> _Data records for software interfaces_
━━━

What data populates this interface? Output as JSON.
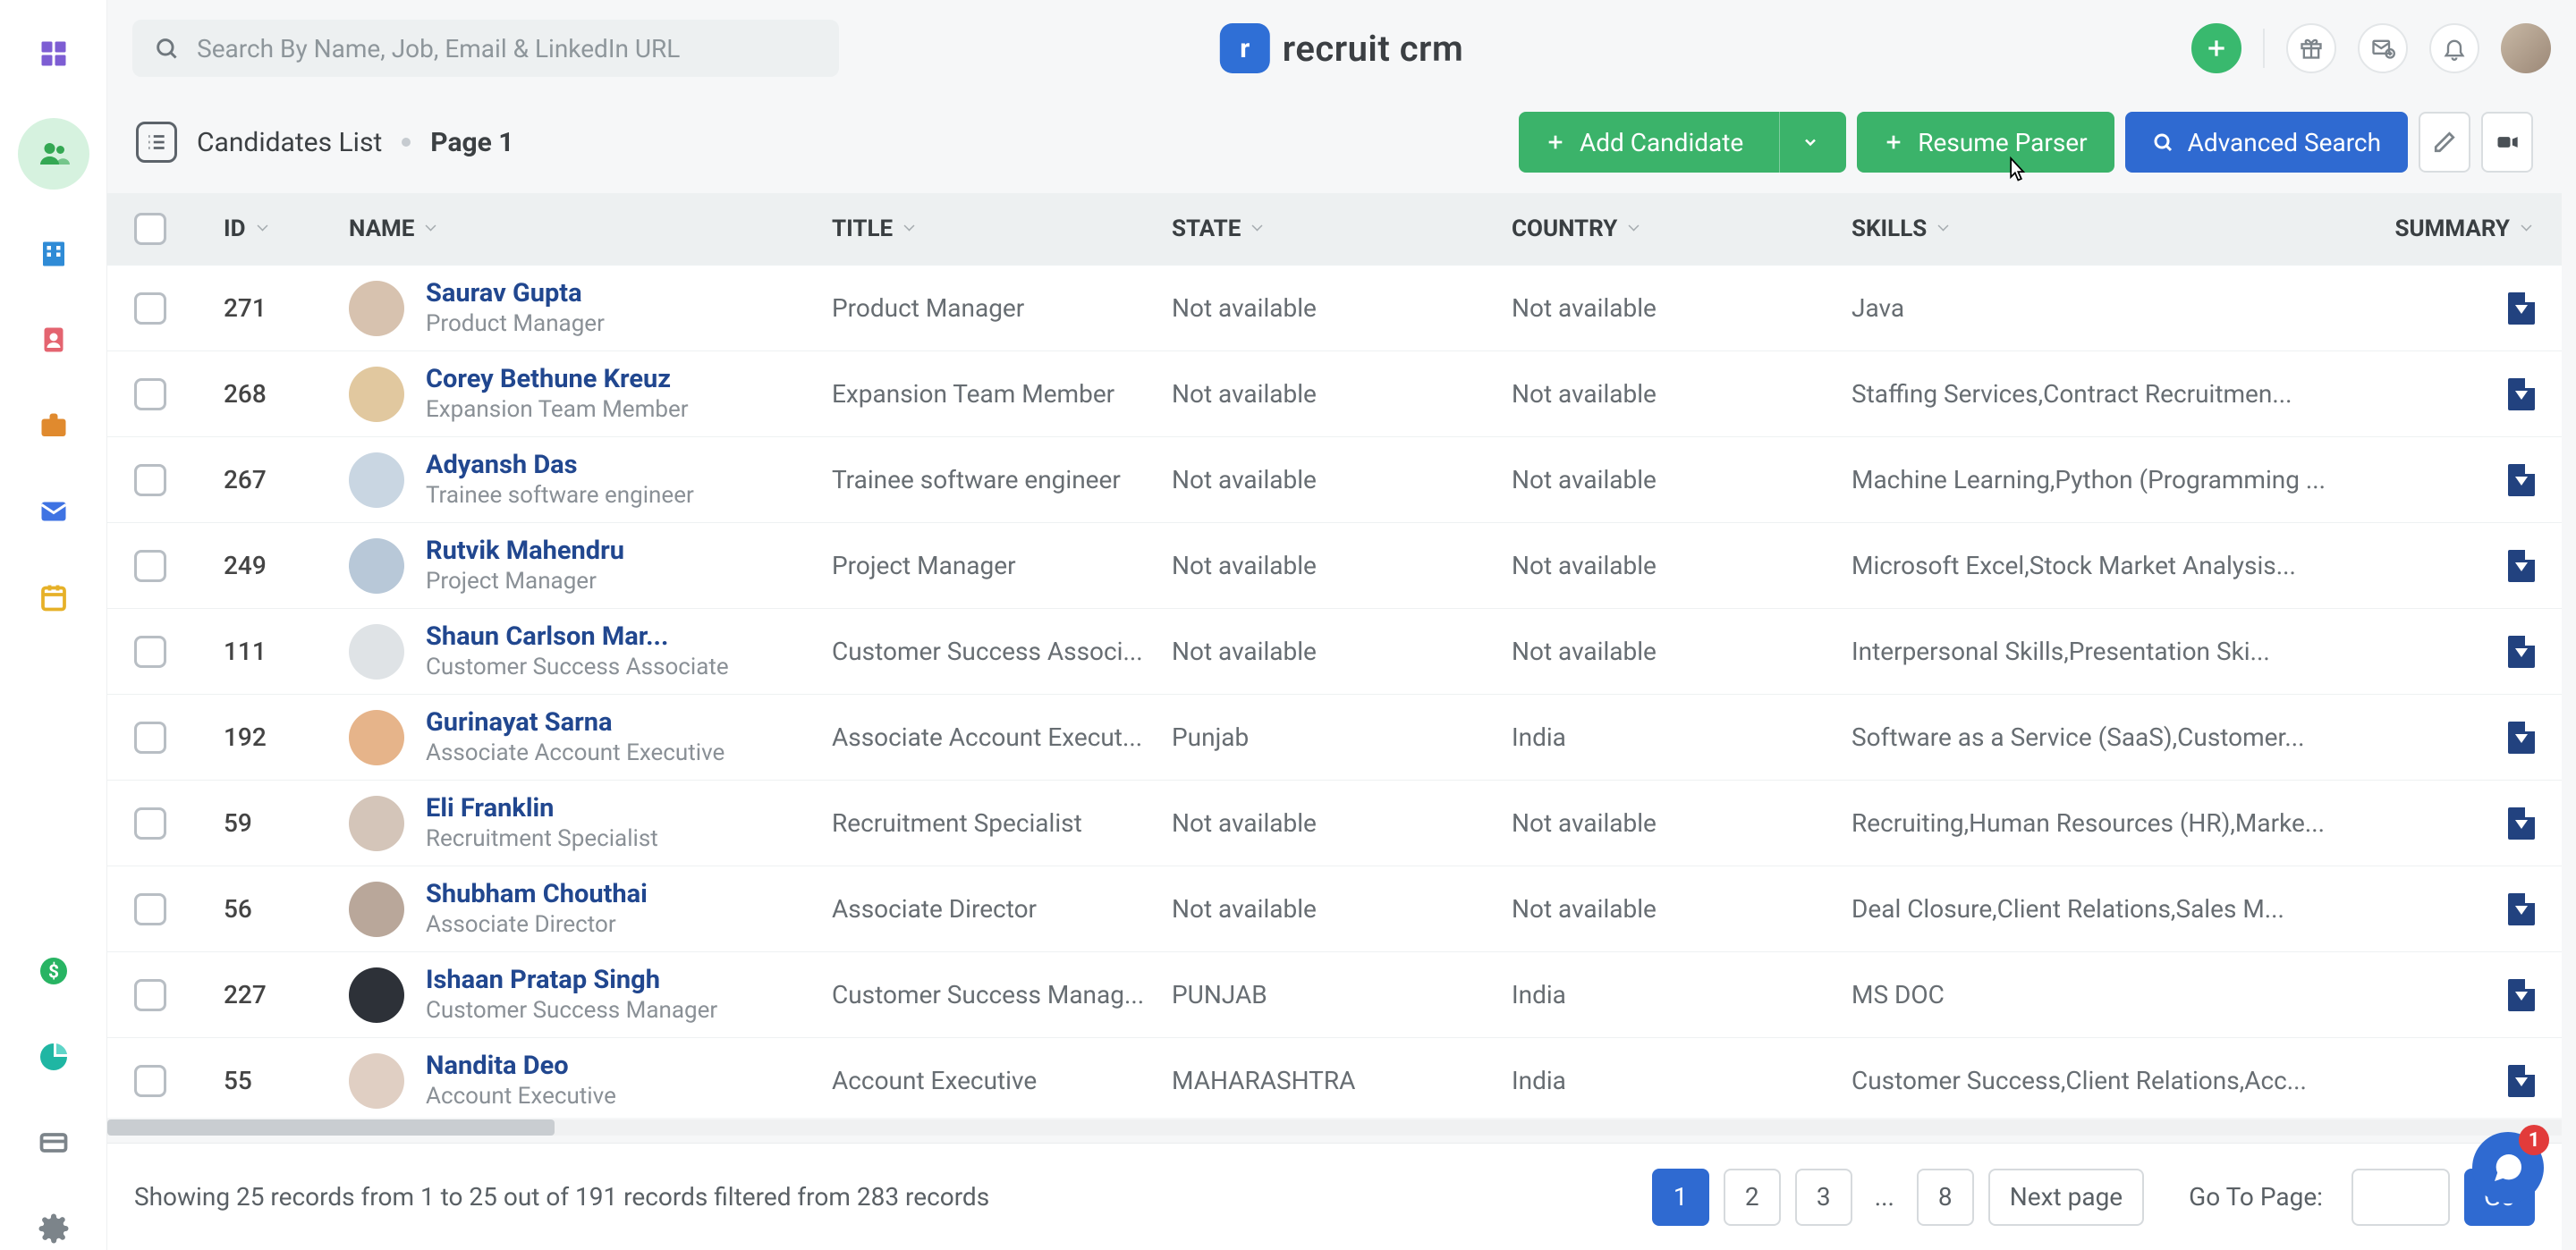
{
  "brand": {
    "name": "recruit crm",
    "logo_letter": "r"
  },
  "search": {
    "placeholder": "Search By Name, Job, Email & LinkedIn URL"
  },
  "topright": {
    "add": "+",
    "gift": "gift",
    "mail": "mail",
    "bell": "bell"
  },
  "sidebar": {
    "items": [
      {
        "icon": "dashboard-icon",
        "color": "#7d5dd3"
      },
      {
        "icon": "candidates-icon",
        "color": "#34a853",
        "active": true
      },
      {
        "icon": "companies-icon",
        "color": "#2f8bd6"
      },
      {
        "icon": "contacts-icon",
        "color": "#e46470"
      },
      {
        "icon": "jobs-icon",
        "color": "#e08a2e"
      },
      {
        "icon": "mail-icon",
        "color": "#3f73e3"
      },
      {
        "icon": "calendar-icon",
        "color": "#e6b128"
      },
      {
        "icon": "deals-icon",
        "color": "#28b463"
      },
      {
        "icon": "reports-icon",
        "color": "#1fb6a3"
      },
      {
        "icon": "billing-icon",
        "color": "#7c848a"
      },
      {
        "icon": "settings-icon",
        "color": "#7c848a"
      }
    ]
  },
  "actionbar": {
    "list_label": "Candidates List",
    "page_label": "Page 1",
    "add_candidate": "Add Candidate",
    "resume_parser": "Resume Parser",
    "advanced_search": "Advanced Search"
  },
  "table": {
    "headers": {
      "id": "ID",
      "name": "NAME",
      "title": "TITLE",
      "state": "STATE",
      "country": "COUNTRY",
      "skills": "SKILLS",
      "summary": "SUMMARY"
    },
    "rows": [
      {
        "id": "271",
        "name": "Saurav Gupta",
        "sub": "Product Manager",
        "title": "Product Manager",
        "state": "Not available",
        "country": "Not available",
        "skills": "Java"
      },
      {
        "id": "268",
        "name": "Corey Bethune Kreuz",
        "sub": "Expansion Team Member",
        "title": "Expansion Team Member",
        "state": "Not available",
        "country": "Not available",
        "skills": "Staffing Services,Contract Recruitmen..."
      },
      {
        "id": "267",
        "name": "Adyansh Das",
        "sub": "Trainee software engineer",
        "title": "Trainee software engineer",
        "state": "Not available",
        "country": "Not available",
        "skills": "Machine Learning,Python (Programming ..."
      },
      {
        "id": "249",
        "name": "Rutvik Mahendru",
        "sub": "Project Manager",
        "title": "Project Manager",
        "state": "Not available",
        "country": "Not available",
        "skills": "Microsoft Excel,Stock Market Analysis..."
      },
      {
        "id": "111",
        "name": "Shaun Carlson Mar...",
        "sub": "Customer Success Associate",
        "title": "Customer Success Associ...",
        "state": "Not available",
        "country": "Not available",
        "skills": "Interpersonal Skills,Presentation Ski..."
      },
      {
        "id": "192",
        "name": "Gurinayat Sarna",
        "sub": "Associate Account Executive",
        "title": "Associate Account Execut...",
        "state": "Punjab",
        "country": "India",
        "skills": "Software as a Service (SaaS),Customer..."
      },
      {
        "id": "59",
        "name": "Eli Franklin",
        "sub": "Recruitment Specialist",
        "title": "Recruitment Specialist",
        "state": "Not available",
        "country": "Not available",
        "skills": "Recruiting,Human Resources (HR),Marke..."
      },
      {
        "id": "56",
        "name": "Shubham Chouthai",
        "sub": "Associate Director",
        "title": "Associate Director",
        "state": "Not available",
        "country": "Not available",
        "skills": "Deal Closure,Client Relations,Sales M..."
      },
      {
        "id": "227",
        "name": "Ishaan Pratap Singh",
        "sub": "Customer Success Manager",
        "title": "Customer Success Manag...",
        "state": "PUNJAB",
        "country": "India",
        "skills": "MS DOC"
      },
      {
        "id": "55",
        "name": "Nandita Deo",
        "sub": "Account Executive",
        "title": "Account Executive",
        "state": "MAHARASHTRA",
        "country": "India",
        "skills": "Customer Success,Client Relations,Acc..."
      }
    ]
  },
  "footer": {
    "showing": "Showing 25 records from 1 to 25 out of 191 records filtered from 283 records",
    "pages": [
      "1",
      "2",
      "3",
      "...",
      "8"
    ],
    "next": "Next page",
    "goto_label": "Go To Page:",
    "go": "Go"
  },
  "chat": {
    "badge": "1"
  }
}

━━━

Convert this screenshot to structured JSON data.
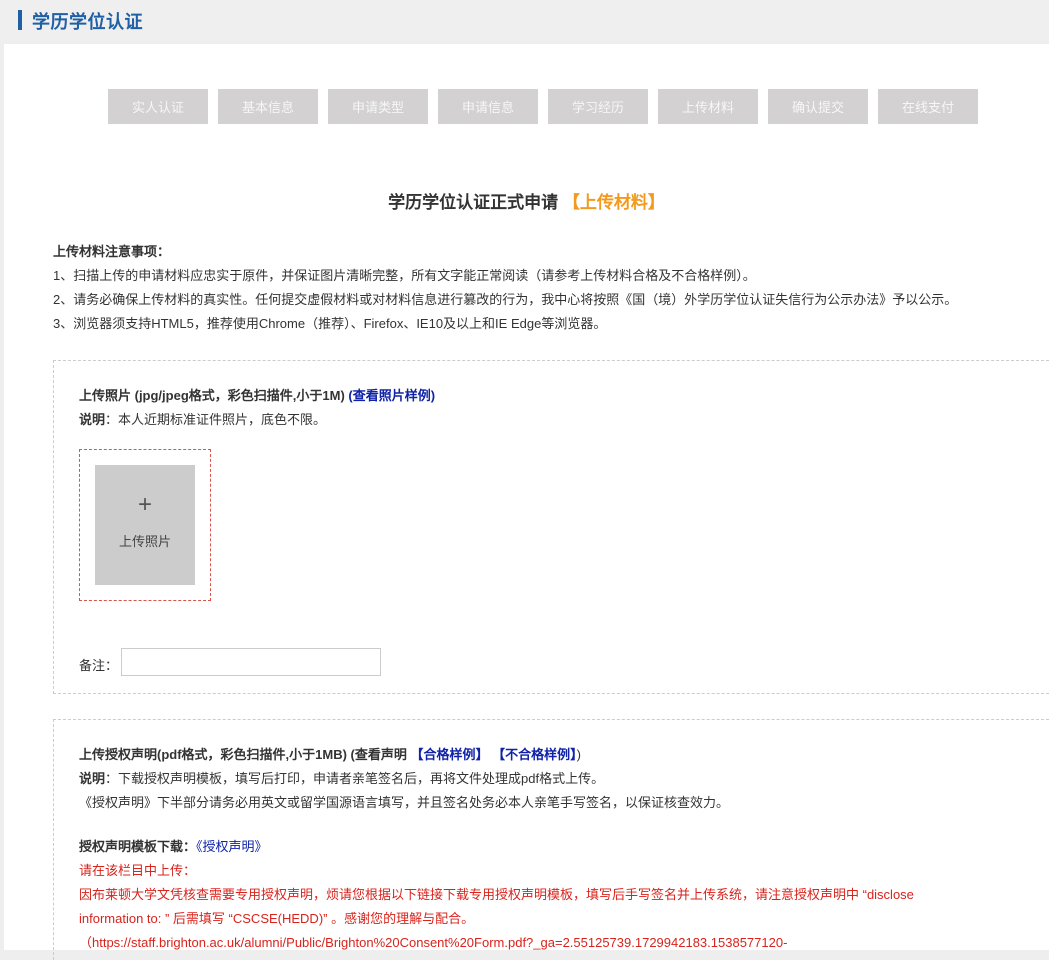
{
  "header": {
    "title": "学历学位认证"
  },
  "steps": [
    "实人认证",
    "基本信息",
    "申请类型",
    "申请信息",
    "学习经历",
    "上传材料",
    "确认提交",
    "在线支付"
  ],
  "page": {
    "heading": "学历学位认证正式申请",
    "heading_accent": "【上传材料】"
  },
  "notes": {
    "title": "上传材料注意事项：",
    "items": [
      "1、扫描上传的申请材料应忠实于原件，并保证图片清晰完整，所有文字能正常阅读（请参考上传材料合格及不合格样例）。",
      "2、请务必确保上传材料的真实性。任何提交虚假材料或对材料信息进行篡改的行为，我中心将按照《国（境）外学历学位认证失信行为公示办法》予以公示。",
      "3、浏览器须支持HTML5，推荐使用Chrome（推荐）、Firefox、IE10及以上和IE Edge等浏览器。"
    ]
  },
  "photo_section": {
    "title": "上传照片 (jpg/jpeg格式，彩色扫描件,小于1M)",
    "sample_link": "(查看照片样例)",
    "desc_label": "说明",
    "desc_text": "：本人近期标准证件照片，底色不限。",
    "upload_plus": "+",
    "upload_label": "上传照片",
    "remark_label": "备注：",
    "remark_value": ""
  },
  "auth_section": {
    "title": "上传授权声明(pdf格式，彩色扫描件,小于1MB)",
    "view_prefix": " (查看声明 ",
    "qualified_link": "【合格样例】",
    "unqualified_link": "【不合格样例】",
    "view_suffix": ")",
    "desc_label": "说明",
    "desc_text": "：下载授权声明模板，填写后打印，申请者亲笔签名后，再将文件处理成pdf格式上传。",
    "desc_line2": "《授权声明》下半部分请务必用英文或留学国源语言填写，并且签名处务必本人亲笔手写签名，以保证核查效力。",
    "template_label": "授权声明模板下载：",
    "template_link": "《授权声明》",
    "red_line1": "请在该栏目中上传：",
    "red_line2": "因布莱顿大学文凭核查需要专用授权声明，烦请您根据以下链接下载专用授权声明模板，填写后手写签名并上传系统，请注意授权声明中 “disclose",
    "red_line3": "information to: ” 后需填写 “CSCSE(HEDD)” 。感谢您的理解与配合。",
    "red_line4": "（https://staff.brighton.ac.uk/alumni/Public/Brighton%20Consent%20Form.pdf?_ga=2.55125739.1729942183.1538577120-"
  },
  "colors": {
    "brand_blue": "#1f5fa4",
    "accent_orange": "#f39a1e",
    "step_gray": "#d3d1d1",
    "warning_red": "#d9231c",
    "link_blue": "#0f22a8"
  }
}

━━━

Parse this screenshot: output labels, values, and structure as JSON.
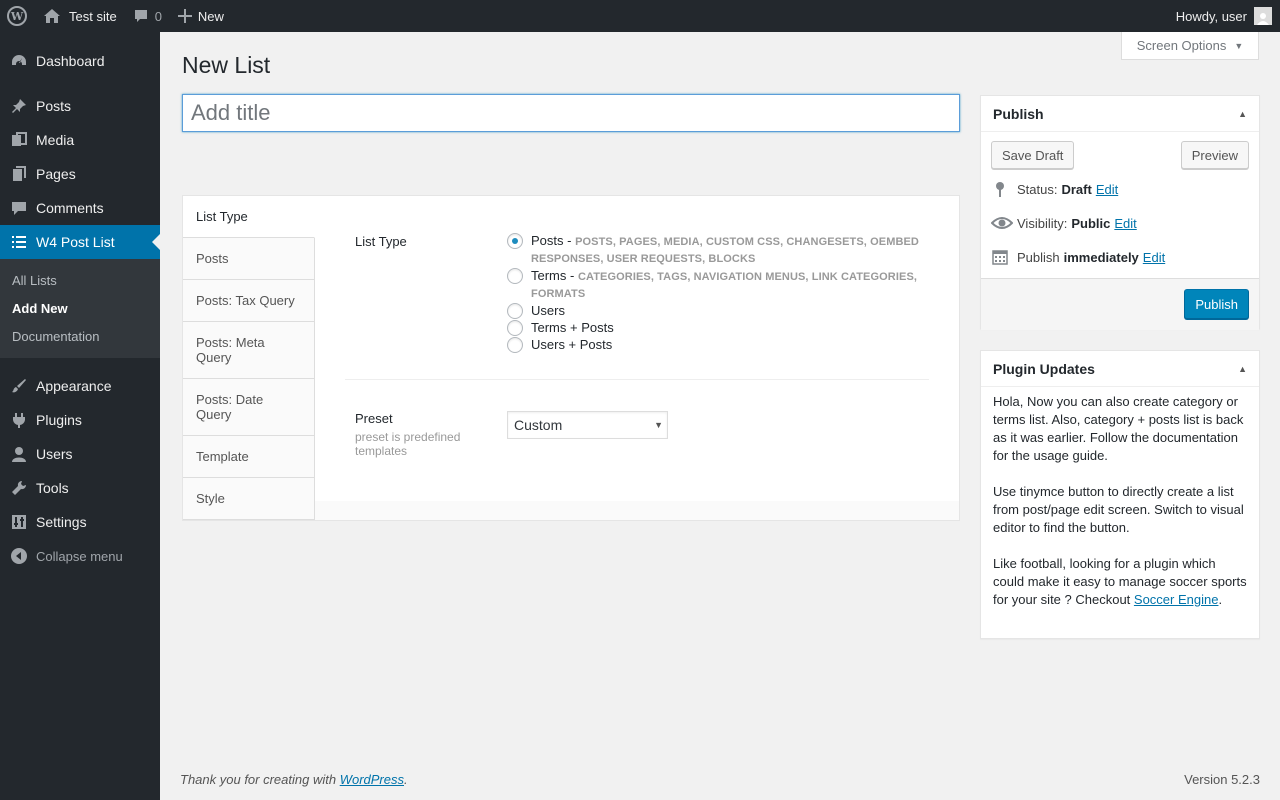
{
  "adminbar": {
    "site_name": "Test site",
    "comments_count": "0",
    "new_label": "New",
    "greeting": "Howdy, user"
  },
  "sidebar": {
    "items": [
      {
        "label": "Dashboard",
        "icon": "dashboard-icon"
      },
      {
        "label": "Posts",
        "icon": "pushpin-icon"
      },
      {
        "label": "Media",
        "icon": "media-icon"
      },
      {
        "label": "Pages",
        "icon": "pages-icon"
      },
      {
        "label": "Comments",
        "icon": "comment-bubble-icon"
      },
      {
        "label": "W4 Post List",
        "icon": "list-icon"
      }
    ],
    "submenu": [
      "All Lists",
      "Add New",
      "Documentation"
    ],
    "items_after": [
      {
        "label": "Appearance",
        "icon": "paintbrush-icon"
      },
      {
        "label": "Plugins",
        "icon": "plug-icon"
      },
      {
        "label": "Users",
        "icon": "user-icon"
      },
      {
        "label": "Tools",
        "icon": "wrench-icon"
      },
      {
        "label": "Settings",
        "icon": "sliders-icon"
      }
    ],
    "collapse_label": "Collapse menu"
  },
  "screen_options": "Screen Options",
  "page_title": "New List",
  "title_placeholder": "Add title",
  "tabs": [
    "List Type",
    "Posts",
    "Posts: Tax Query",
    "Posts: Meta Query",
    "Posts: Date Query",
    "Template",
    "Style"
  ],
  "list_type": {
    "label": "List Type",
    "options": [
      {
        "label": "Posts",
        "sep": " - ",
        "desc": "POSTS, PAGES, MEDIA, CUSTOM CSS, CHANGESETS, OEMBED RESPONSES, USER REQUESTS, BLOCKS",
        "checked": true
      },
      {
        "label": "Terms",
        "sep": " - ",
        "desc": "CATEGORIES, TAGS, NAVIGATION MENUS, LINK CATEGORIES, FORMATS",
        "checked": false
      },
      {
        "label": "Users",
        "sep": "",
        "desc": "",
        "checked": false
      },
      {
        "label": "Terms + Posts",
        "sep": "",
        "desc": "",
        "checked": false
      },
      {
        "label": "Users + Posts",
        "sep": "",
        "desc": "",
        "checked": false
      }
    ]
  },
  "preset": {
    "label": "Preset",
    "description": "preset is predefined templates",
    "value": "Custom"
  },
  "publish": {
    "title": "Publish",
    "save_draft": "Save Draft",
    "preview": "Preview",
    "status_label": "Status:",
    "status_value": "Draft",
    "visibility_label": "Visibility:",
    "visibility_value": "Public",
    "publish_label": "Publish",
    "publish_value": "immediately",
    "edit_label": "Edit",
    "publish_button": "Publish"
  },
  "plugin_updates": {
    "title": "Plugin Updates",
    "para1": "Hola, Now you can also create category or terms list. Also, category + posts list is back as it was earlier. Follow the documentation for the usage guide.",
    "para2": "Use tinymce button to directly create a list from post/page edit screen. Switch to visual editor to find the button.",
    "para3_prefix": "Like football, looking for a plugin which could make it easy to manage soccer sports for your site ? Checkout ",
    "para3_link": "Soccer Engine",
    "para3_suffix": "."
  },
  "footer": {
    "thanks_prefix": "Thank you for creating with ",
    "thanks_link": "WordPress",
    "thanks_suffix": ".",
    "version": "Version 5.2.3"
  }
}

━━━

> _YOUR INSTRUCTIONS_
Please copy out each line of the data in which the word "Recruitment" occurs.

> _SOLUTION_
        "sub": "Recruitment Specialist",
        "title": "Recruitment Specialist",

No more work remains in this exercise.